Let’s punish Putin for this latest move, but slowly like a boa constrictor.  The Obama team can be criticized for being too optimistic about “normalcy” with Russia given Putin being Putin (or “naive” as conservative critics like to put it), but to act like we are back on cold war footing is silly.  We are not about to rattle nuclear weapons at each other, and we do have some mutual interests.  The trick is to craft a policy that has some of the good cop bad cop chemistry found in policing.   Frankly, the Obama administration hasn’t done a great job of this, but getting our relationships with Russia just right is no easy thing to achieve and those eager to act more aggressively would likely muck things up more, i. e. Admiral Krauthammer.

Finally,  let’s think about this:  Time is on our side.  While Putin is parading around for now, Russia is heading towards another economic collapse, which is what led to revolution and the break up of the Soviet Union.   Oil and gas (and maybe something else I can’t recall at the moment) are Russia’s only real exports and the price of both are declining.  This is a result  of new sources being discovered in North America and elsewhere and a lessening world energy demand from developing countries like China, whose growth is slowing. Besides that, only big gamblers want to invest in Russia these days, given the Russian government’s corrupt incursions into the economy.  Russia is not a hot spot for world investment except for big risk takers.

The critics have all sorts of advice for the president in terms of sanctions on Russia, many of them I imagine the government is considering, but can take time to develop.  If military involvement was one of them, time would be of the essence, but it is not.  Sure, Putin continues his string of bows and bragging rights, but his taking such decisive steps in Ukraine may work out in our favor.   This latest power grab will likely make it easier for Obama to rally support for harsher economic reprisals of Russia over time.   And, that could be more powerful than one might expect given that nation’s inherent economic problems.

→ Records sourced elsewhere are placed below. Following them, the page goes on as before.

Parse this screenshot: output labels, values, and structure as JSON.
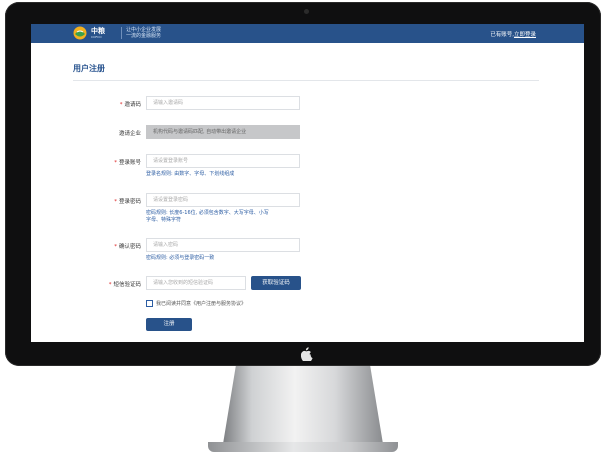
{
  "header": {
    "brand_name": "中粮",
    "brand_sub": "COFCO",
    "slogan_line1": "让中小企业发展",
    "slogan_line2": "一流的金融服务",
    "login_prompt": "已有账号,",
    "login_link": "立即登录"
  },
  "page": {
    "title": "用户注册"
  },
  "form": {
    "invite_code": {
      "label": "邀请码",
      "placeholder": "请输入邀请码"
    },
    "invite_company": {
      "label": "邀请企业",
      "value": "机构代码与邀请码匹配, 自动带出邀请企业"
    },
    "account": {
      "label": "登录账号",
      "placeholder": "请设置登录账号",
      "hint": "登录名规则: 由数字、字母、下划线组成"
    },
    "password": {
      "label": "登录密码",
      "placeholder": "请设置登录密码",
      "hint_line1": "密码规则: 长度6-16位, 必须包含数字、大写字母、小写",
      "hint_line2": "字母、特殊字符"
    },
    "confirm": {
      "label": "确认密码",
      "placeholder": "请输入密码",
      "hint": "密码规则: 必须与登录密码一致"
    },
    "sms": {
      "label": "短信验证码",
      "placeholder": "请输入您收到的短信验证码",
      "button": "获取验证码"
    },
    "agreement": "我已阅读并同意《用户注册与服务协议》",
    "submit": "注册"
  },
  "colors": {
    "brand": "#28528a",
    "hint": "#2c5da3",
    "required": "#dd2222"
  }
}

In any case.  Getting off to a fast start doesn’t necessarily win the race.   Remember the tortoise and the hare?